The data START

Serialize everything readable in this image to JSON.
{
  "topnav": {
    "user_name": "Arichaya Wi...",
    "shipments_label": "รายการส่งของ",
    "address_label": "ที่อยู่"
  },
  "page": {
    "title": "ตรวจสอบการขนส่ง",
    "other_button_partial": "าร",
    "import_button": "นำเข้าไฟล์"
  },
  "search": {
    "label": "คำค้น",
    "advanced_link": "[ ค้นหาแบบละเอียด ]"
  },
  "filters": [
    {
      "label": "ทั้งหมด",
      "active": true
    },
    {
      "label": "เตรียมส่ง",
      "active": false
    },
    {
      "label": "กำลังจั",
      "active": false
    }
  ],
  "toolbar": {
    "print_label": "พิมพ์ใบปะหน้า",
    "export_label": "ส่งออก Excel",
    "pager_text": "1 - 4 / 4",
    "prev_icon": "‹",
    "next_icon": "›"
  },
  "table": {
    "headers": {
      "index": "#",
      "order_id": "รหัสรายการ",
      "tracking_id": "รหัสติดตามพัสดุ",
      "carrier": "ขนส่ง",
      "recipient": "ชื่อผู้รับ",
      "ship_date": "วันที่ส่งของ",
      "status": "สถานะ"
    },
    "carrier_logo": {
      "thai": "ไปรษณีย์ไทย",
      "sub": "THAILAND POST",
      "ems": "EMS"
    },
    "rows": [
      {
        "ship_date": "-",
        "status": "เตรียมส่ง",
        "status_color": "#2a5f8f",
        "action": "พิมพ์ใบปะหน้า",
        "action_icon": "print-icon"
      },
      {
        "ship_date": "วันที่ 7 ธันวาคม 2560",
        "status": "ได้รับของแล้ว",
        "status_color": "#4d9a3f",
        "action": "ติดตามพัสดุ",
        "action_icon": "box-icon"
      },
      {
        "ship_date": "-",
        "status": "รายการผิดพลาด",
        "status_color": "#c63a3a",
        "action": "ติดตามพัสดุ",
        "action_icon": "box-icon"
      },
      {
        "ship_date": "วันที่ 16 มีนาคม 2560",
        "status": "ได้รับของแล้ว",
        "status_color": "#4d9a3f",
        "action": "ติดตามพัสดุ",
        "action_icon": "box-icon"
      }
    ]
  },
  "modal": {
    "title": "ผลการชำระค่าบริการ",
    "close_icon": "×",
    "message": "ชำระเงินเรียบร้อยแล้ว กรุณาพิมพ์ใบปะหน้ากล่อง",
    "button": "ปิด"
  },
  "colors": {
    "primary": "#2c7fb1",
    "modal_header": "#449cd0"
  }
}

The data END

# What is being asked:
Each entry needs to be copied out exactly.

# Response to this task:
Serialize everything readable in this image to JSON.
{
  "topnav": {
    "user_name": "Arichaya Wi...",
    "shipments_label": "รายการส่งของ",
    "address_label": "ที่อยู่"
  },
  "page": {
    "title": "ตรวจสอบการขนส่ง",
    "other_button_partial": "าร",
    "import_button": "นำเข้าไฟล์"
  },
  "search": {
    "label": "คำค้น",
    "advanced_link": "[ ค้นหาแบบละเอียด ]"
  },
  "filters": [
    {
      "label": "ทั้งหมด",
      "active": true
    },
    {
      "label": "เตรียมส่ง",
      "active": false
    },
    {
      "label": "กำลังจั",
      "active": false
    }
  ],
  "toolbar": {
    "print_label": "พิมพ์ใบปะหน้า",
    "export_label": "ส่งออก Excel",
    "pager_text": "1 - 4 / 4",
    "prev_icon": "‹",
    "next_icon": "›"
  },
  "table": {
    "headers": {
      "index": "#",
      "order_id": "รหัสรายการ",
      "tracking_id": "รหัสติดตามพัสดุ",
      "carrier": "ขนส่ง",
      "recipient": "ชื่อผู้รับ",
      "ship_date": "วันที่ส่งของ",
      "status": "สถานะ"
    },
    "carrier_logo": {
      "thai": "ไปรษณีย์ไทย",
      "sub": "THAILAND POST",
      "ems": "EMS"
    },
    "rows": [
      {
        "ship_date": "-",
        "status": "เตรียมส่ง",
        "status_color": "#2a5f8f",
        "action": "พิมพ์ใบปะหน้า",
        "action_icon": "print-icon"
      },
      {
        "ship_date": "วันที่ 7 ธันวาคม 2560",
        "status": "ได้รับของแล้ว",
        "status_color": "#4d9a3f",
        "action": "ติดตามพัสดุ",
        "action_icon": "box-icon"
      },
      {
        "ship_date": "-",
        "status": "รายการผิดพลาด",
        "status_color": "#c63a3a",
        "action": "ติดตามพัสดุ",
        "action_icon": "box-icon"
      },
      {
        "ship_date": "วันที่ 16 มีนาคม 2560",
        "status": "ได้รับของแล้ว",
        "status_color": "#4d9a3f",
        "action": "ติดตามพัสดุ",
        "action_icon": "box-icon"
      }
    ]
  },
  "modal": {
    "title": "ผลการชำระค่าบริการ",
    "close_icon": "×",
    "message": "ชำระเงินเรียบร้อยแล้ว กรุณาพิมพ์ใบปะหน้ากล่อง",
    "button": "ปิด"
  },
  "colors": {
    "primary": "#2c7fb1",
    "modal_header": "#449cd0"
  }
}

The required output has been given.